▶ **Records shown**:
###
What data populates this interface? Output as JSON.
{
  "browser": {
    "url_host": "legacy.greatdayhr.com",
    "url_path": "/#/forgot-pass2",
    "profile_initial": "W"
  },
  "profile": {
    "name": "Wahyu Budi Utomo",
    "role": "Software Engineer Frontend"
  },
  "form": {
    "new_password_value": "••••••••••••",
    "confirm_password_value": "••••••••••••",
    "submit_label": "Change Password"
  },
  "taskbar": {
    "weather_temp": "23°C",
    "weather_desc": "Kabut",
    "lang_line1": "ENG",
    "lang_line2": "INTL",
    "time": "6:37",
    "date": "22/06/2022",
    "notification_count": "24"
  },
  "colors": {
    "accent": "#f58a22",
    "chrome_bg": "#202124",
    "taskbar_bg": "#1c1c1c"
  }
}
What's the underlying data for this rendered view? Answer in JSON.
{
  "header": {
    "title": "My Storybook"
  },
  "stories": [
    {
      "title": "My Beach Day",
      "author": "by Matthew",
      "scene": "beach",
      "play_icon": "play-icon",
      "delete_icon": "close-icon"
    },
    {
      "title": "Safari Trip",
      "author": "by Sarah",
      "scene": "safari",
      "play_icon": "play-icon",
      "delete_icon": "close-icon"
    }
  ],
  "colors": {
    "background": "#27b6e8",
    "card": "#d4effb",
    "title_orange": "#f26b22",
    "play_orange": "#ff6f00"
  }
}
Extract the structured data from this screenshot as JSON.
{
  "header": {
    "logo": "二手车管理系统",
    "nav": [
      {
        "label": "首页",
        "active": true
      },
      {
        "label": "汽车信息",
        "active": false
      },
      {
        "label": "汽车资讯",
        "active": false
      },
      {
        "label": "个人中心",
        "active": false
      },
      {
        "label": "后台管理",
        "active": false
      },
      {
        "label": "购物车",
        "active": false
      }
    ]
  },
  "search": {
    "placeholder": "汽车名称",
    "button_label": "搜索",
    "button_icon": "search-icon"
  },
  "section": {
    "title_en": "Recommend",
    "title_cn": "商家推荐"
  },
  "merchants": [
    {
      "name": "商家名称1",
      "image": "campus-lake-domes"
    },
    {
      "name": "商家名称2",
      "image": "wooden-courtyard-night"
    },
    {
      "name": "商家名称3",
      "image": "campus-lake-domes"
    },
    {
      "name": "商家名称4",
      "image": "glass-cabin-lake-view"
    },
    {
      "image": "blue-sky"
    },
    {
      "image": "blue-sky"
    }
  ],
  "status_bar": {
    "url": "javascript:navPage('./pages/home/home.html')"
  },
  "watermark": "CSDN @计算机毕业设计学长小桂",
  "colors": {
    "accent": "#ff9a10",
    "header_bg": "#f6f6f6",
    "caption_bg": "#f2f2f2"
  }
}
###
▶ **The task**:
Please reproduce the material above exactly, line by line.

▶ **Response box**:
What data populates this interface? Output as JSON.
{
  "browser": {
    "url_host": "legacy.greatdayhr.com",
    "url_path": "/#/forgot-pass2",
    "profile_initial": "W"
  },
  "profile": {
    "name": "Wahyu Budi Utomo",
    "role": "Software Engineer Frontend"
  },
  "form": {
    "new_password_value": "••••••••••••",
    "confirm_password_value": "••••••••••••",
    "submit_label": "Change Password"
  },
  "taskbar": {
    "weather_temp": "23°C",
    "weather_desc": "Kabut",
    "lang_line1": "ENG",
    "lang_line2": "INTL",
    "time": "6:37",
    "date": "22/06/2022",
    "notification_count": "24"
  },
  "colors": {
    "accent": "#f58a22",
    "chrome_bg": "#202124",
    "taskbar_bg": "#1c1c1c"
  }
}
What's the underlying data for this rendered view? Answer in JSON.
{
  "header": {
    "title": "My Storybook"
  },
  "stories": [
    {
      "title": "My Beach Day",
      "author": "by Matthew",
      "scene": "beach",
      "play_icon": "play-icon",
      "delete_icon": "close-icon"
    },
    {
      "title": "Safari Trip",
      "author": "by Sarah",
      "scene": "safari",
      "play_icon": "play-icon",
      "delete_icon": "close-icon"
    }
  ],
  "colors": {
    "background": "#27b6e8",
    "card": "#d4effb",
    "title_orange": "#f26b22",
    "play_orange": "#ff6f00"
  }
}
Extract the structured data from this screenshot as JSON.
{
  "header": {
    "logo": "二手车管理系统",
    "nav": [
      {
        "label": "首页",
        "active": true
      },
      {
        "label": "汽车信息",
        "active": false
      },
      {
        "label": "汽车资讯",
        "active": false
      },
      {
        "label": "个人中心",
        "active": false
      },
      {
        "label": "后台管理",
        "active": false
      },
      {
        "label": "购物车",
        "active": false
      }
    ]
  },
  "search": {
    "placeholder": "汽车名称",
    "button_label": "搜索",
    "button_icon": "search-icon"
  },
  "section": {
    "title_en": "Recommend",
    "title_cn": "商家推荐"
  },
  "merchants": [
    {
      "name": "商家名称1",
      "image": "campus-lake-domes"
    },
    {
      "name": "商家名称2",
      "image": "wooden-courtyard-night"
    },
    {
      "name": "商家名称3",
      "image": "campus-lake-domes"
    },
    {
      "name": "商家名称4",
      "image": "glass-cabin-lake-view"
    },
    {
      "image": "blue-sky"
    },
    {
      "image": "blue-sky"
    }
  ],
  "status_bar": {
    "url": "javascript:navPage('./pages/home/home.html')"
  },
  "watermark": "CSDN @计算机毕业设计学长小桂",
  "colors": {
    "accent": "#ff9a10",
    "header_bg": "#f6f6f6",
    "caption_bg": "#f2f2f2"
  }
}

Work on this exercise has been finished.